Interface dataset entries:
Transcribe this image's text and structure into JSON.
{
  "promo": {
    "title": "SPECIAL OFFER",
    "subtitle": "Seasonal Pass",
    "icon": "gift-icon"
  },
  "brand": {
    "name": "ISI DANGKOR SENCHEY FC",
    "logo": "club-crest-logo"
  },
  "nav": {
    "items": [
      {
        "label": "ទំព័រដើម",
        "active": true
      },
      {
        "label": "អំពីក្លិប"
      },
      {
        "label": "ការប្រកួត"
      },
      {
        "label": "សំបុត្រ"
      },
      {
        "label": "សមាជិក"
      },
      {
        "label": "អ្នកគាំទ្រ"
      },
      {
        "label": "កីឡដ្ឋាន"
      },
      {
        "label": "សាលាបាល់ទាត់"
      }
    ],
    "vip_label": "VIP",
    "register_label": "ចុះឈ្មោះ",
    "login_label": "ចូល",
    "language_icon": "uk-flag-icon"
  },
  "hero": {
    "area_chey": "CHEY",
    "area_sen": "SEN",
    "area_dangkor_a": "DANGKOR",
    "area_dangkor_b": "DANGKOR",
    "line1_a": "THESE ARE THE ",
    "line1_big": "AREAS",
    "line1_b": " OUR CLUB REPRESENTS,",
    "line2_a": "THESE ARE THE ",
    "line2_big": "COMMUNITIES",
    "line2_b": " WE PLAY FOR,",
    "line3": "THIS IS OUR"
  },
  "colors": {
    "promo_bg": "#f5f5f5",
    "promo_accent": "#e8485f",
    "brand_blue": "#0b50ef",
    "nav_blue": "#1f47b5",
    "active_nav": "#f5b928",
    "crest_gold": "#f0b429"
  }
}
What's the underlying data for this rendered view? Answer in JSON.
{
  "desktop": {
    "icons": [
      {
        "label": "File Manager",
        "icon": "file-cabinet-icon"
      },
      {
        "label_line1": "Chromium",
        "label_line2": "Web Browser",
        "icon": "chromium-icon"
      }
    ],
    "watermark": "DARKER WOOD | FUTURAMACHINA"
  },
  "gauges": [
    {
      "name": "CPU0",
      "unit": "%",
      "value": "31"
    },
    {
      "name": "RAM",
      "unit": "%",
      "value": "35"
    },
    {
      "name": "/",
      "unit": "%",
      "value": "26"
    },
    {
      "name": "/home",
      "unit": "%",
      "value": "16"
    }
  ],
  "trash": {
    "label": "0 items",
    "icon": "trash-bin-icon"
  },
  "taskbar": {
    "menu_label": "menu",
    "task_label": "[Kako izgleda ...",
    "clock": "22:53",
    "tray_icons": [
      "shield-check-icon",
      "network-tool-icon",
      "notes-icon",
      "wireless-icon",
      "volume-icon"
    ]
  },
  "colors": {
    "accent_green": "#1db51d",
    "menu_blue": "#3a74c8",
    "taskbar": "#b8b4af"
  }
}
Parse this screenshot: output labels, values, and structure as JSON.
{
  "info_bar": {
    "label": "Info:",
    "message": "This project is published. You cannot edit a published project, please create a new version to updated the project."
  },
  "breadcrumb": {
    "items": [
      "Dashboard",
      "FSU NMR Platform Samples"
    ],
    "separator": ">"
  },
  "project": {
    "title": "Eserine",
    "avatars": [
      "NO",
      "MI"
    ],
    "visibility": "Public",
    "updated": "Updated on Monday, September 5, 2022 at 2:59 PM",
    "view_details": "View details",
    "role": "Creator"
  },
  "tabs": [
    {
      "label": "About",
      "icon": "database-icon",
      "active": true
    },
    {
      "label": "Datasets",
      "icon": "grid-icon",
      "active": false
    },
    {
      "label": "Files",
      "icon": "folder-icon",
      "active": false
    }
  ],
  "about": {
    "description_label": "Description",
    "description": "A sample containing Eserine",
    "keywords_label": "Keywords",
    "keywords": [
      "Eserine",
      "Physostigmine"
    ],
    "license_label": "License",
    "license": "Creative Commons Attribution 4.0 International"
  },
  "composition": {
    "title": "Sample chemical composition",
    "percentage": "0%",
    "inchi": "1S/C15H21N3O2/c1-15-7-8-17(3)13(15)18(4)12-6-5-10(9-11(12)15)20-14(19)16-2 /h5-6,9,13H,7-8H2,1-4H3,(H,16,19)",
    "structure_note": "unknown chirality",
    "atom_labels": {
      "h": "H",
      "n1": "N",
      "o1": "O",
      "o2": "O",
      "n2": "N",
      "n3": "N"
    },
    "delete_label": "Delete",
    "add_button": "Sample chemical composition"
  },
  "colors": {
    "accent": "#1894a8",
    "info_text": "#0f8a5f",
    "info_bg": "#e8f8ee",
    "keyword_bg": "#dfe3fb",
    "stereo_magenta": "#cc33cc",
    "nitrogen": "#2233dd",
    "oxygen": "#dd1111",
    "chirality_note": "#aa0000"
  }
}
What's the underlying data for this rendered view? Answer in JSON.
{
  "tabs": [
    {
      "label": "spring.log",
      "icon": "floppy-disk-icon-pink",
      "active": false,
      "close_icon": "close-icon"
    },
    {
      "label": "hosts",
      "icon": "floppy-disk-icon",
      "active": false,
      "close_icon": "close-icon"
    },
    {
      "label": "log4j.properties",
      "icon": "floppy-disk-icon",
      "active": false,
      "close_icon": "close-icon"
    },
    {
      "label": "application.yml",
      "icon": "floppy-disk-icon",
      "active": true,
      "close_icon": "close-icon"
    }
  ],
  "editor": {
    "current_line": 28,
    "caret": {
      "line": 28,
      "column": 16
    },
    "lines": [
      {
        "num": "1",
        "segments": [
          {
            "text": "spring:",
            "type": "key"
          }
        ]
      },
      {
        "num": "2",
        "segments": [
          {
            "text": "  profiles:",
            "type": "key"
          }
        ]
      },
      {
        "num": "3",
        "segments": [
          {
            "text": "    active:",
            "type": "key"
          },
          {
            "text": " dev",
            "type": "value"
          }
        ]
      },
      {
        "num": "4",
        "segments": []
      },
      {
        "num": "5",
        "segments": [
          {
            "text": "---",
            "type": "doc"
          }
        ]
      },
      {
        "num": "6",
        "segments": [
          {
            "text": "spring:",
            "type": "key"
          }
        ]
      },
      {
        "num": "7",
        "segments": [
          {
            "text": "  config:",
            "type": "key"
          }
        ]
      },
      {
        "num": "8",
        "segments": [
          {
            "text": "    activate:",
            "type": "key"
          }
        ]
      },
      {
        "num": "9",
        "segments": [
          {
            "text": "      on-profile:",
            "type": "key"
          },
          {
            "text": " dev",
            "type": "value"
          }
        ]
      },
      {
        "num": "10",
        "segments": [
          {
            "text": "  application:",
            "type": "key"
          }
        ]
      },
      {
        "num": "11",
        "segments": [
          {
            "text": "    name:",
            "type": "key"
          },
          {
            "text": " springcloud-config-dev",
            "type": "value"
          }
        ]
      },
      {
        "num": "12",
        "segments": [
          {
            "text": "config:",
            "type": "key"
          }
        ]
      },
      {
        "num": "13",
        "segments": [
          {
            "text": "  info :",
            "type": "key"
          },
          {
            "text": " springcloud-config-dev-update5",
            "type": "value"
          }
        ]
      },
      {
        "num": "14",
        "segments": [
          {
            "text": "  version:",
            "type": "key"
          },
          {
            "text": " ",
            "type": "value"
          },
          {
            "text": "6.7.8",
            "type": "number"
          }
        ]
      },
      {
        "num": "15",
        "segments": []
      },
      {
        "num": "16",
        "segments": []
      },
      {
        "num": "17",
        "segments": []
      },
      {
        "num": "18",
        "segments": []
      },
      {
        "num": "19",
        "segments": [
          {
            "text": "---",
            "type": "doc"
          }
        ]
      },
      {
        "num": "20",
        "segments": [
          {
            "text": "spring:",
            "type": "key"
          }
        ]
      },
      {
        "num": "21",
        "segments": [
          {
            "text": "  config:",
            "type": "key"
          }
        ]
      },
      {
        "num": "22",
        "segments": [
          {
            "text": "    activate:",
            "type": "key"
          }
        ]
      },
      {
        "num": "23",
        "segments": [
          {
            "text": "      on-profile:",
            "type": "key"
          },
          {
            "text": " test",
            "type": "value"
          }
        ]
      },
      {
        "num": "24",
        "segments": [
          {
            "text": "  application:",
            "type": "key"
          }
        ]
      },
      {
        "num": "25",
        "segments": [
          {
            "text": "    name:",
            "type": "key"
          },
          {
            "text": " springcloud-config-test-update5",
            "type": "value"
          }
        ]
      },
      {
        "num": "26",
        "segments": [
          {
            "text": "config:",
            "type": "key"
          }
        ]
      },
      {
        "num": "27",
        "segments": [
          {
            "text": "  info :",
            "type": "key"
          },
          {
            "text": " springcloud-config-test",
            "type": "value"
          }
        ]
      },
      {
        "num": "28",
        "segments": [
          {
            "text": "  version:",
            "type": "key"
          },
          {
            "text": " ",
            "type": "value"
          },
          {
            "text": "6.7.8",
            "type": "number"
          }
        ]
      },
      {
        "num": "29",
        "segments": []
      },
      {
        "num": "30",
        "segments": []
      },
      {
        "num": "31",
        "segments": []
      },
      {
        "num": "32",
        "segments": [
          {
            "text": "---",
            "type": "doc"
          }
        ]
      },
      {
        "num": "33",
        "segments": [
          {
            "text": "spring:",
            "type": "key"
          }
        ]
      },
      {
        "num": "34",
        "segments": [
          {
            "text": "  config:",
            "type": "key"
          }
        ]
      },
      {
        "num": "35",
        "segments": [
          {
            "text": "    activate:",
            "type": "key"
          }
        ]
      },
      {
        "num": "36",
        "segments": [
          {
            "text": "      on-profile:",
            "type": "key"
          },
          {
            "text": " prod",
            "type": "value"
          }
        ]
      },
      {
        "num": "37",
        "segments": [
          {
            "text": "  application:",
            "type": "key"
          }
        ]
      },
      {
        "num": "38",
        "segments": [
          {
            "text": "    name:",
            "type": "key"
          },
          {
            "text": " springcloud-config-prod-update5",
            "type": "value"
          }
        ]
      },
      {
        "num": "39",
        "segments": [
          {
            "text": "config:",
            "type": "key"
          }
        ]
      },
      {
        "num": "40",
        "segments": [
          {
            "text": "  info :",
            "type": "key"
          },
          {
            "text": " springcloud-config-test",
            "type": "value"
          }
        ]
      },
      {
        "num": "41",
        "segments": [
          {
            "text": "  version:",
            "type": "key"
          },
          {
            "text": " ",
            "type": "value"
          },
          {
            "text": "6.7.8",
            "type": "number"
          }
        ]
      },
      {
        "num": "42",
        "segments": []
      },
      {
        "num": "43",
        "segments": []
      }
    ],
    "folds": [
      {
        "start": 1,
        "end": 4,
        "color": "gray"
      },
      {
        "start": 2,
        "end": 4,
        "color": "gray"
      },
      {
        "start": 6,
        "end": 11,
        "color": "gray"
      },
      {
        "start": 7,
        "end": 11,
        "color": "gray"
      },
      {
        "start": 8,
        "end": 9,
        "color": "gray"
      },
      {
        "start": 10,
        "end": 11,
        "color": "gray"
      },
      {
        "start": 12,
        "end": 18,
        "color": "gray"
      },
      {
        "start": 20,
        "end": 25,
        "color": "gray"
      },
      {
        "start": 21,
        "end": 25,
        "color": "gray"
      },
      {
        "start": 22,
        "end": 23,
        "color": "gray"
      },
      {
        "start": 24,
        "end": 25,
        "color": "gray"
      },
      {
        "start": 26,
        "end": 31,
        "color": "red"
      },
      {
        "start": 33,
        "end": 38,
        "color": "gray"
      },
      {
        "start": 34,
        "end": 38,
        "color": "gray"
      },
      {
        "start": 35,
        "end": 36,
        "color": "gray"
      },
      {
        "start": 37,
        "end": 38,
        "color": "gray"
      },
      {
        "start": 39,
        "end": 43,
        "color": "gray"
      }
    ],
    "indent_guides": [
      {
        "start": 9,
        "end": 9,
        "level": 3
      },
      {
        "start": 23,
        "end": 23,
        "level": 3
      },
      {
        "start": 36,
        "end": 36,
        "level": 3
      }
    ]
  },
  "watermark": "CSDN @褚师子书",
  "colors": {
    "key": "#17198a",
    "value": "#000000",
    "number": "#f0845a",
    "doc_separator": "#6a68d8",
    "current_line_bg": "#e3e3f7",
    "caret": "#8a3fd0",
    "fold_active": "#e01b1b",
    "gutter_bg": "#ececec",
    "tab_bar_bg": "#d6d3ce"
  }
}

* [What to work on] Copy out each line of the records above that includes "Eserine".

* [Reply to the task]
    "title": "Eserine",
    "description": "A sample containing Eserine",
      "Eserine",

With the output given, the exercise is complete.